Content starts
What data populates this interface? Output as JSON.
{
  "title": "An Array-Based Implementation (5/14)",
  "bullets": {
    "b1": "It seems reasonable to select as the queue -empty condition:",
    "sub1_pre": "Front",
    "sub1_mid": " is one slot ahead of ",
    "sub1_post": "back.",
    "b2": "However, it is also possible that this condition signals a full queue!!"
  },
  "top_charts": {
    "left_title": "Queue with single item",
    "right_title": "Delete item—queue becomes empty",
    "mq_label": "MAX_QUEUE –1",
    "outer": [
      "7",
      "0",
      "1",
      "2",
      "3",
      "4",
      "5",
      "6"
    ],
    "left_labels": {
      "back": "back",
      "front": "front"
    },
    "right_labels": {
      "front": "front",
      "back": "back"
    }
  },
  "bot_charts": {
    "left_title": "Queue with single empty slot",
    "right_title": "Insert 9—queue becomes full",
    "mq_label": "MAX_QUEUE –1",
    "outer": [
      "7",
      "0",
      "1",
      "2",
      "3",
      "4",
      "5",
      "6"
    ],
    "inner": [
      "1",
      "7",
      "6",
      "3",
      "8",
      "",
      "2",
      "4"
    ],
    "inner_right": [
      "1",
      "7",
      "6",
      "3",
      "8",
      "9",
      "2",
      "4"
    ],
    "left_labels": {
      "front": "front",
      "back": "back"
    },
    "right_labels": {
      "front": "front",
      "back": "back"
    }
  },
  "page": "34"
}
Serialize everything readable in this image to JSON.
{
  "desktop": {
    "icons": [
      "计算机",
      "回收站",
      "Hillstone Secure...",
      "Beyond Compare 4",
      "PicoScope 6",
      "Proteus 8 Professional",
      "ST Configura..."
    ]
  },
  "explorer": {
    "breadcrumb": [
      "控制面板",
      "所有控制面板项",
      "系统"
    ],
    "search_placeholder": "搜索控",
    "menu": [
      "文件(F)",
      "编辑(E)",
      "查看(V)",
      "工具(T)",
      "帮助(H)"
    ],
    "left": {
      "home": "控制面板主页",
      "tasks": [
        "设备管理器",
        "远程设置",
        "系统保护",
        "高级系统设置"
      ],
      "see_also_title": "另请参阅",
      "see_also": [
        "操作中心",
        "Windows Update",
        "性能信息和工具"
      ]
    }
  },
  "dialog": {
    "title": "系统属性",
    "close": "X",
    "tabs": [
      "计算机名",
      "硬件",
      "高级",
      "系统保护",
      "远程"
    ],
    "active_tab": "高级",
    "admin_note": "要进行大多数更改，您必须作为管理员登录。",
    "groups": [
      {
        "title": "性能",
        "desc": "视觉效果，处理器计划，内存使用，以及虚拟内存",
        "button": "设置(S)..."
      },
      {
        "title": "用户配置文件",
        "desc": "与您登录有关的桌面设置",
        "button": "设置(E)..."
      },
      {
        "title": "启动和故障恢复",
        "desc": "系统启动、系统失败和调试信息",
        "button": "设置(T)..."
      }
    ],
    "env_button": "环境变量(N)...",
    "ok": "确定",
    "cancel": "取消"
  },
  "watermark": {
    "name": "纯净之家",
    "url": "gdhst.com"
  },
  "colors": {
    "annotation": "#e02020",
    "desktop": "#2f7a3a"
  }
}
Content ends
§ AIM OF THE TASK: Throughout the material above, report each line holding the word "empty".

§ YOUR RESPONSE:
    "b1": "It seems reasonable to select as the queue -empty condition:",
    "right_title": "Delete item—queue becomes empty",
    "left_title": "Queue with single empty slot",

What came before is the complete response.